I try to respond to every reviewer. So far there have not been many reviews so the task has been sort of easy. Bottom line, I’ve enjoyed the back and forth I’ve had with those who have read and reviewed The Last Bar In NYC and I will continue to do so to the best of my ability.
Negative reviews? If the person points out legitimate trouble with the book, I only have gratitude for teaching me something. Sadly some people use reviews as a means of lashing out to relieve their own stress from problems and confusions. It’s unfair but life is unfair. I try not to dwell on the bad.
What is your thoughts on writing a book series vs. stand alone novels? Which do you prefer?
Book series are great. If I can conceive of something worth the commitment needed for a series, I’d go for it in a New York minute. That said, I also love the weight a novel can carry.
What is your least favorite part of the publishing / writing process?
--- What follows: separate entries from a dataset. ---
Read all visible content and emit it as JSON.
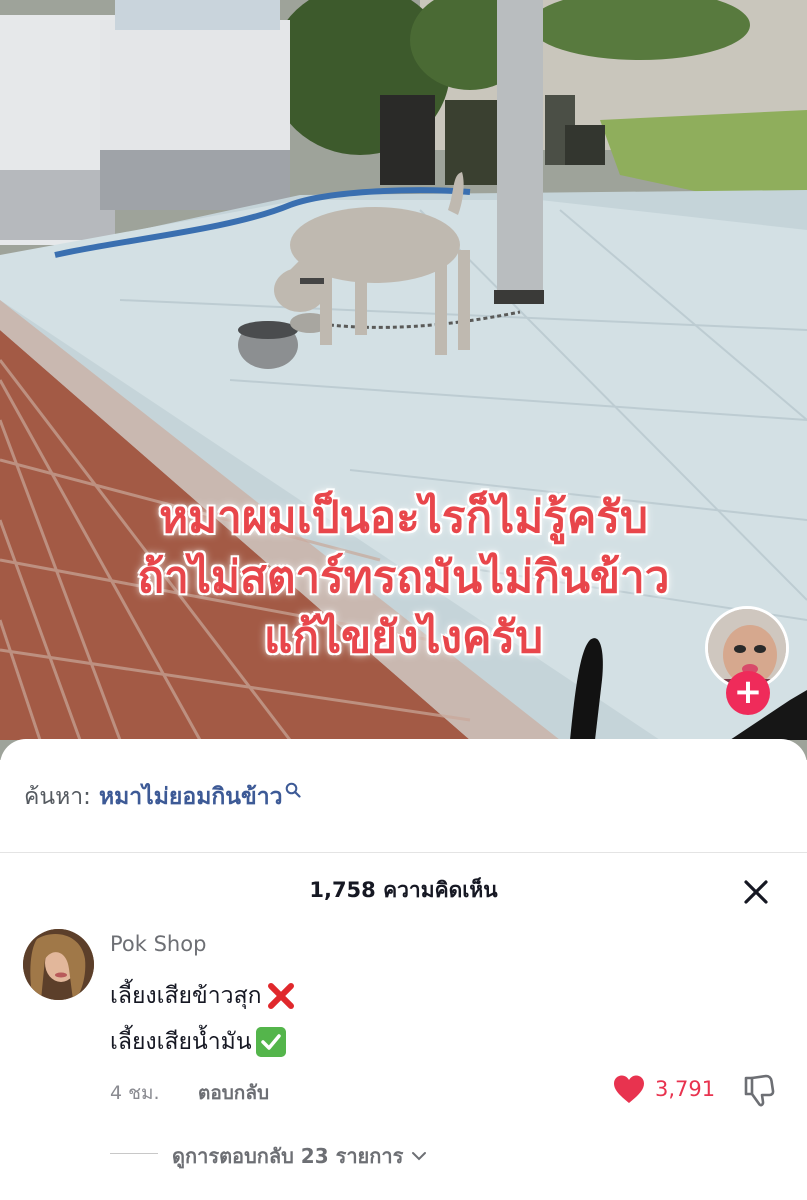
{
  "video": {
    "caption_lines": [
      "หมาผมเป็นอะไรก็ไม่รู้ครับ",
      "ถ้าไม่สตาร์ทรถมันไม่กินข้าว",
      "แก้ไขยังไงครับ"
    ],
    "follow_symbol": "+"
  },
  "search": {
    "prefix": "ค้นหา:",
    "query": "หมาไม่ยอมกินข้าว",
    "icon": "search-icon"
  },
  "comments_header": {
    "title": "1,758 ความคิดเห็น",
    "close_icon": "close-icon"
  },
  "comment": {
    "username": "Pok Shop",
    "line1": "เลี้ยงเสียข้าวสุก",
    "line1_emoji": "cross-mark",
    "line2": "เลี้ยงเสียน้ำมัน",
    "line2_emoji": "check-mark",
    "time": "4 ชม.",
    "reply_label": "ตอบกลับ",
    "like_count": "3,791",
    "view_replies": "ดูการตอบกลับ 23 รายการ"
  },
  "colors": {
    "caption": "#e8464b",
    "like": "#e8334f",
    "search_query": "#3d5a96",
    "follow": "#ef2b5a"
  }
}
I had a lot of miscommunication (for the lack of a better word) with agents. My sense of the publishing world is that it is an agenda driven industry. That is to say, there are corporate overlords looking to control all narratives as means to their end. Essentially, it’s mainstream culture jamming where merit has no place unless it serves the master. Maybe a metaphor could illustrate: corporate GMO as opposed to independent Organic.
The writing process is a lot of hard work. If you have a regular job and a family, that hard work is usually late at night when you should be getting healthy sleep. The upside to writing is when a scene comes together and rings with truth - it’s worth the exhaustion.
Is there one subject you would never write about as an author? What is it?
Not that I can think of. I would never write porn for the sake of porn. Nor would I ever glorify brutality, the abuse of innocents or indulgence. If a story needs debauchery, it goes there for a reason, not merely for titillation.
Where did your love of books/storytelling/reading/writing/etc. come from?
I didn’t start reading routinely until I was an adult. I was without a place to live and an older friend allowed me to stay in the basement of his Hell’s Kitchen building, or should I say, his library. He had so many books that covered every topic. There was no television and at the time I was trying to avoid NYC nightlife. I ended up reading a lot of great books.
Is there a certain type of scene that's harder for you to write than others? Love? Action? Racy? Emotional?
I guess they are all hard to write. I’m not the type of writer that can one-off a story. I have many, many drafts. Revision is the name of the game for me. I also know that incorporating many types of scenes into story is only going to make it a better read, so I’d never shy away from any of them.
Is this your first book? How many books have you written prior (if any?)
I’ve written a hundred page novella and about forty or fifty short stories before The Last Bar In NYC. One of my short stories was published in a CUNY Literary Journal and turned into an independent short film. I also have an ambitious historical novel that was never finished from 10 years ago; a story I’ll likely never go back to finishing despite a few hundred pages of hard work that went into it.
What are you working on now? What is your next project?
I’m writing a Romance novel. I don’t think it will be a typical Romance novel because there will be other interesting themes in the underlay that will compete with the love story; identity; child abuse; war; global finance; dogs and cats; opposing generations; espionage and murder; baking. It’s not finished yet. It could end up being something altogether different.
Thanks for taking your time to answer all of my questions!
About The Author
The Last Bar In NYC- Rated a 5 Star By Me